There was something peculiar about this stencil art that caught my eye. It wasn’t its artistic merit or that it had been the work of Banksy. It stood out like a sore thumb because of a context that, with its retractable bollards, surveillance cameras, and patrolling police folk, subliminally communicated the heroics and the balls required to apply anything subversive to the pristine surfaces of this recently renovated addition to Germany’s state department.
Yes, all this went through my head in milliseconds when I spotted it, just not in words like this, but in some other cognitive or semantic units. So there is something prior to words. Spelling out the stencil’s letters, my curiosity grew even more. I was in a rush to get to studio, but this now seemed of much bigger significance.
„Auswärtiges Amt – Kreuzstraße 1 >“

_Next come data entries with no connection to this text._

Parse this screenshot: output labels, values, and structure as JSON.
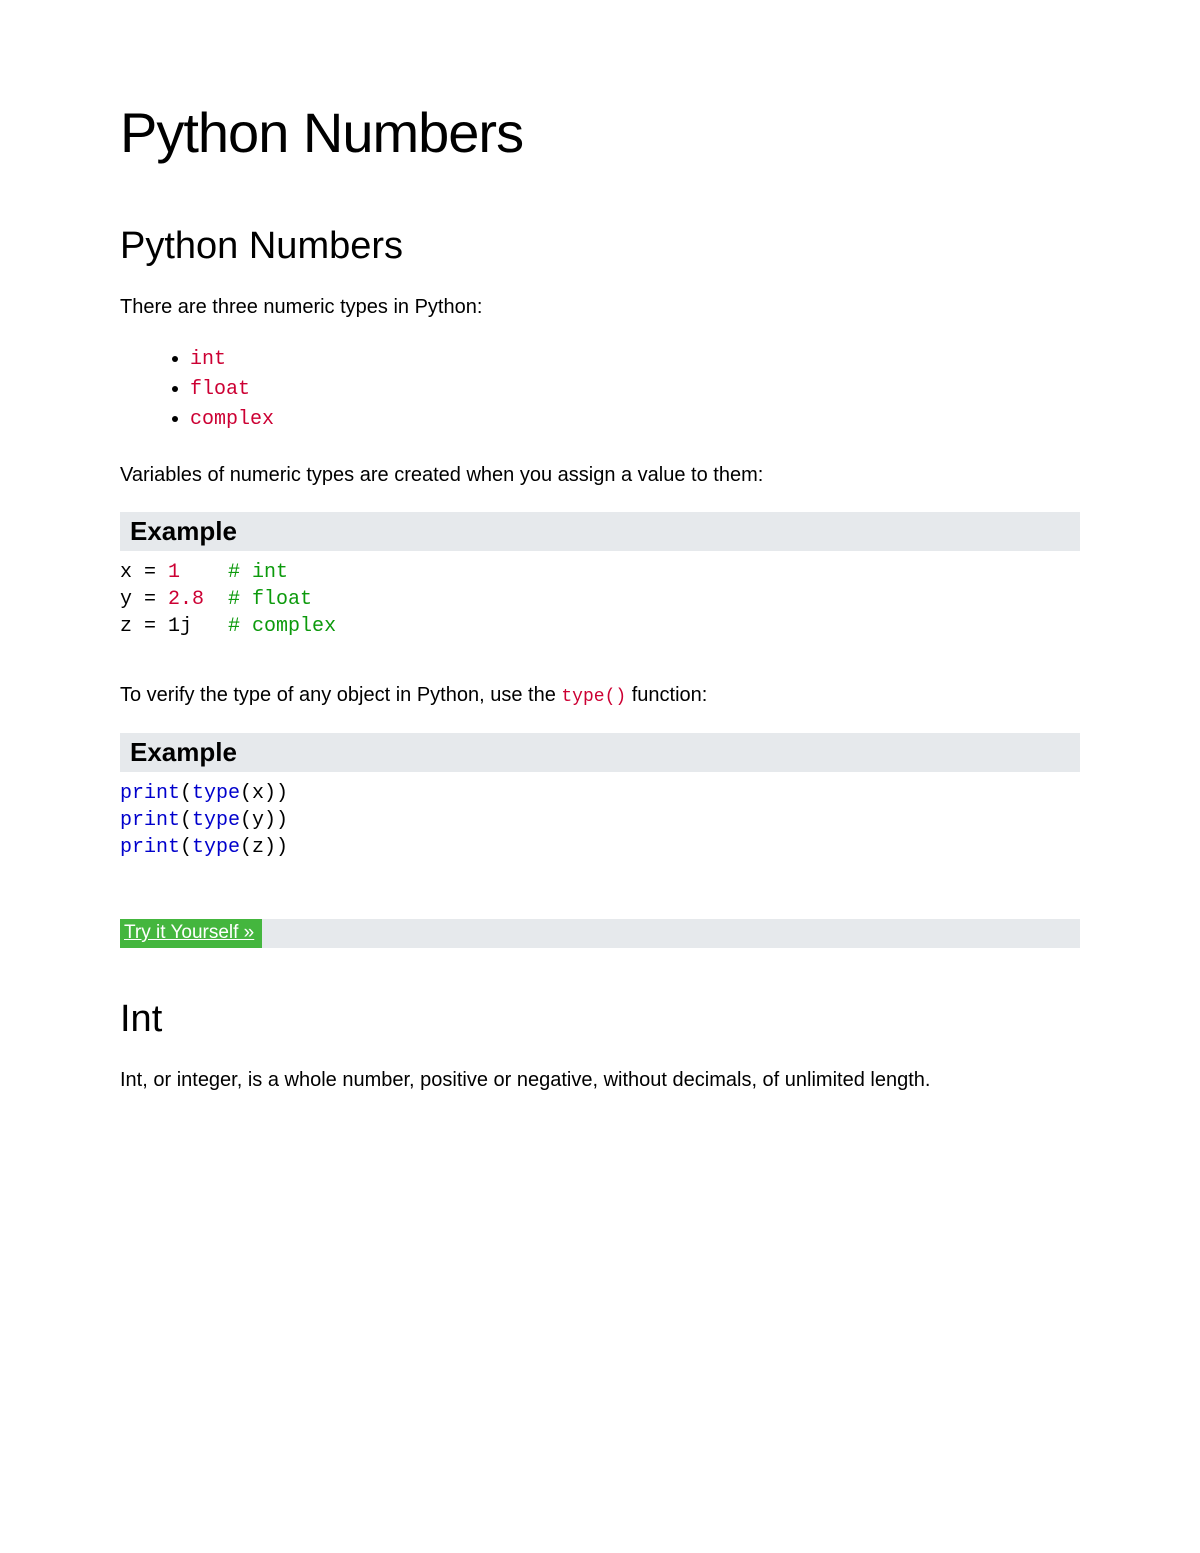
{
  "page": {
    "title": "Python Numbers"
  },
  "section1": {
    "heading": "Python Numbers",
    "intro": "There are three numeric types in Python:",
    "types": [
      "int",
      "float",
      "complex"
    ],
    "after_list": "Variables of numeric types are created when you assign a value to them:"
  },
  "example1": {
    "heading": "Example",
    "lines": [
      {
        "lhs": "x = ",
        "val": "1",
        "val_color": "red",
        "pad": "    ",
        "comment": "# int"
      },
      {
        "lhs": "y = ",
        "val": "2.8",
        "val_color": "red",
        "pad": "  ",
        "comment": "# float"
      },
      {
        "lhs": "z = ",
        "val": "1j",
        "val_color": "black",
        "pad": "   ",
        "comment": "# complex"
      }
    ]
  },
  "verify": {
    "before": "To verify the type of any object in Python, use the ",
    "code": "type()",
    "after": " function:"
  },
  "example2": {
    "heading": "Example",
    "lines": [
      {
        "fn": "print",
        "arg_fn": "type",
        "arg_var": "x"
      },
      {
        "fn": "print",
        "arg_fn": "type",
        "arg_var": "y"
      },
      {
        "fn": "print",
        "arg_fn": "type",
        "arg_var": "z"
      }
    ],
    "try_label": "Try it Yourself »"
  },
  "section_int": {
    "heading": "Int",
    "body": "Int, or integer, is a whole number, positive or negative, without decimals, of unlimited length."
  }
}
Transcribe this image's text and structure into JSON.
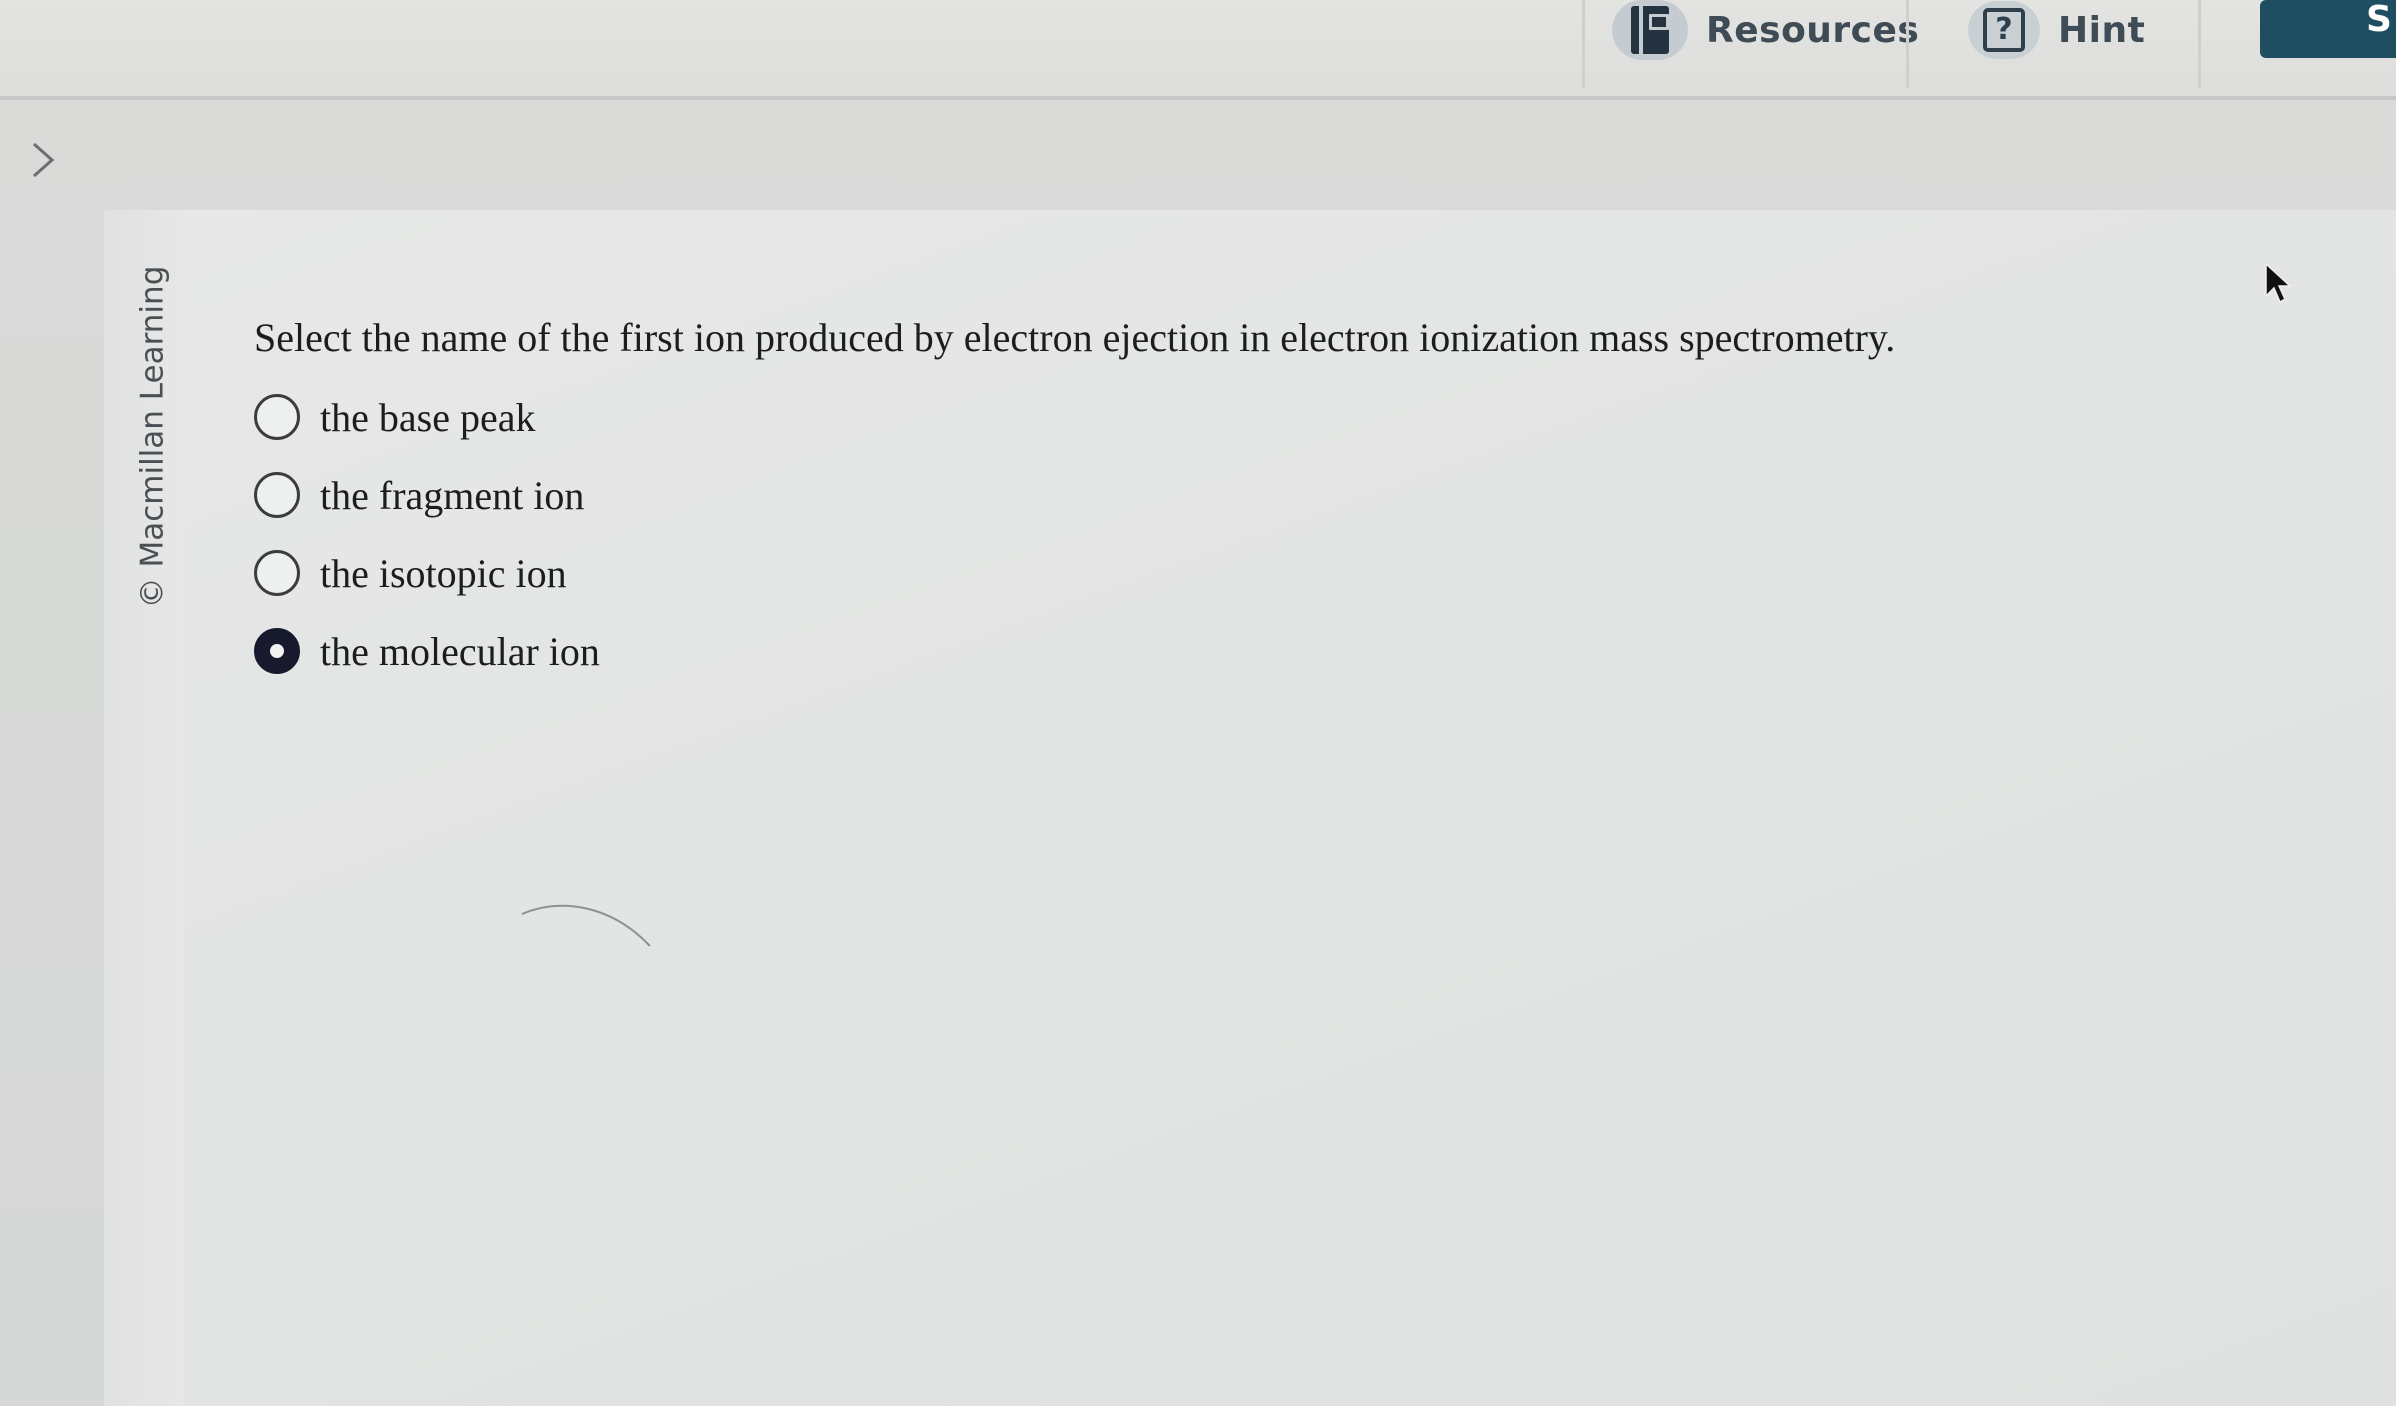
{
  "toolbar": {
    "resources_label": "Resources",
    "hint_label": "Hint",
    "submit_label": "S"
  },
  "sidebar": {
    "copyright_label": "© Macmillan Learning"
  },
  "question": {
    "prompt": "Select the name of the first ion produced by electron ejection in electron ionization mass spectrometry.",
    "options": [
      {
        "label": "the base peak",
        "selected": false
      },
      {
        "label": "the fragment ion",
        "selected": false
      },
      {
        "label": "the isotopic ion",
        "selected": false
      },
      {
        "label": "the molecular ion",
        "selected": true
      }
    ]
  },
  "colors": {
    "accent": "#1f4e60",
    "toolbar_text": "#3f4b55",
    "radio_selected": "#161a2c"
  },
  "icons": {
    "resources": "book-icon",
    "hint": "question-mark-icon",
    "nav": "chevron-right-icon",
    "pointer": "mouse-cursor-icon"
  }
}
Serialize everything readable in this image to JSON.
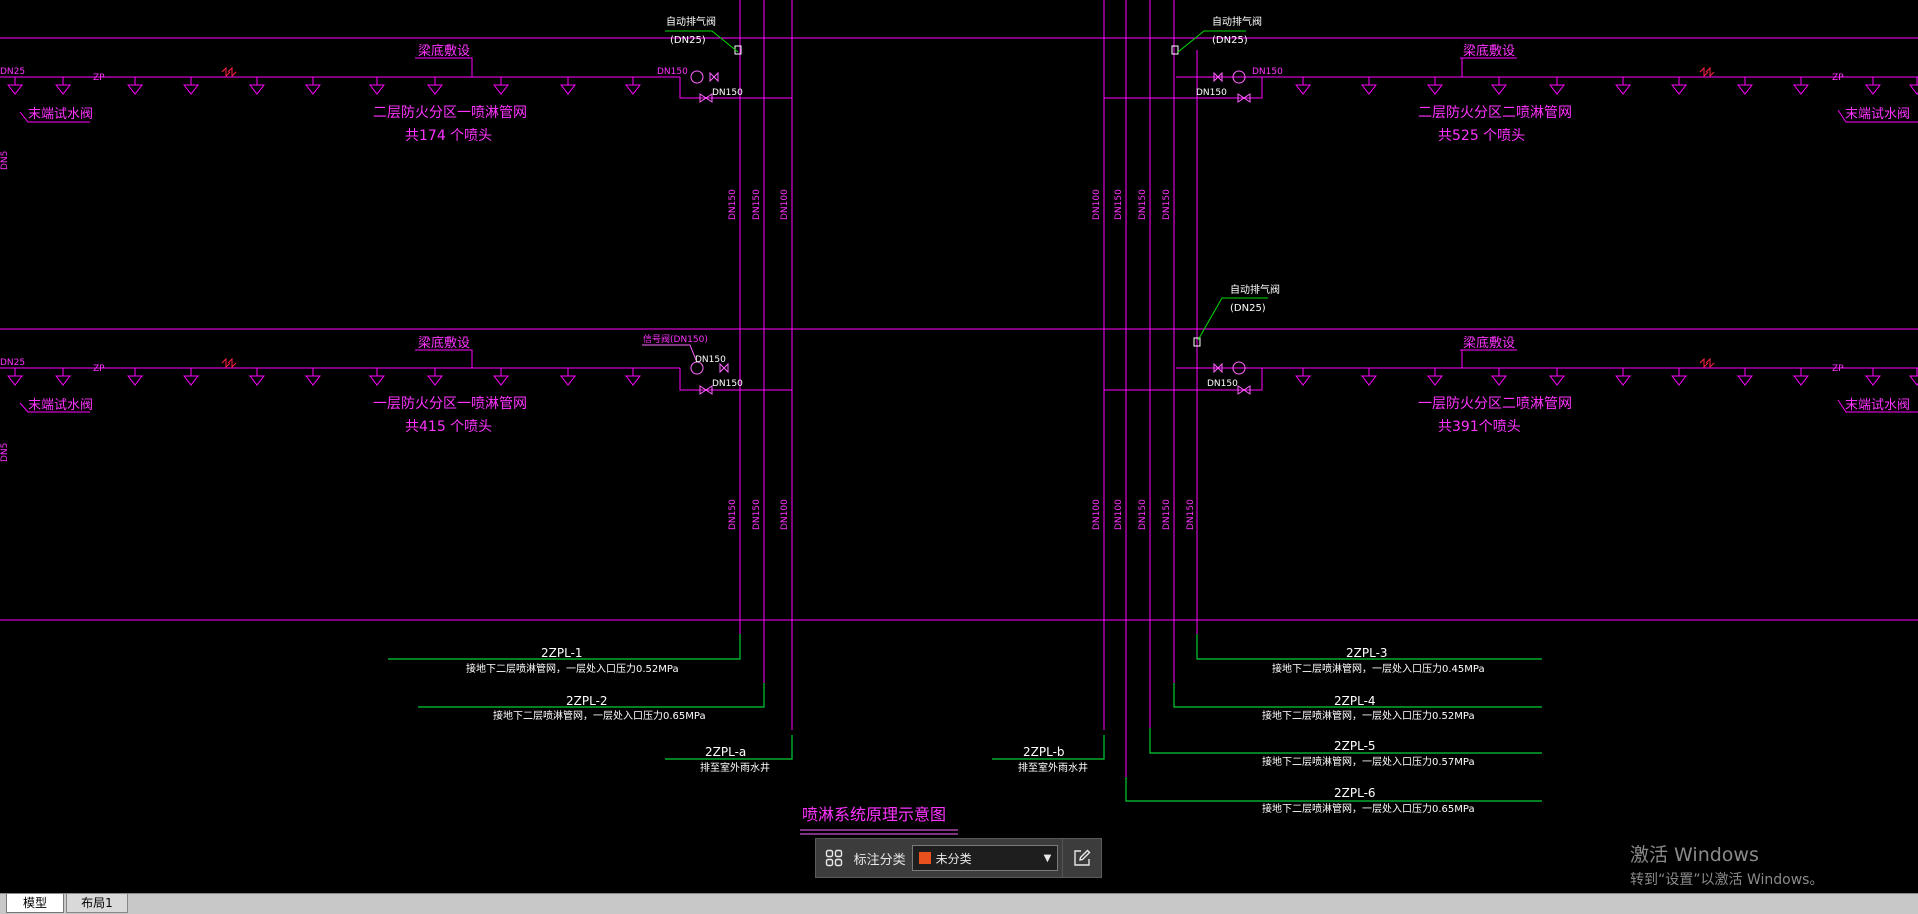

Represent! Even the bureaucrats are cool in this city, stenciling their Amt’s name on walls. In my mind I was slapping my thighs. As I got closer, the initial excitement subsided a little, as the stencil’s mystery was lifted. Extruded brass font applied to a curved surfaces created the anamorphic effect of stencil art, with its variations of text size and outline depending on fluctuations in the spaces between stencil and rough wall surface. Here, the boldness of fonts changed with one’s position. Still, I felt lucky I had stumbled upon this little gem. Much needed short post material for this online magazine.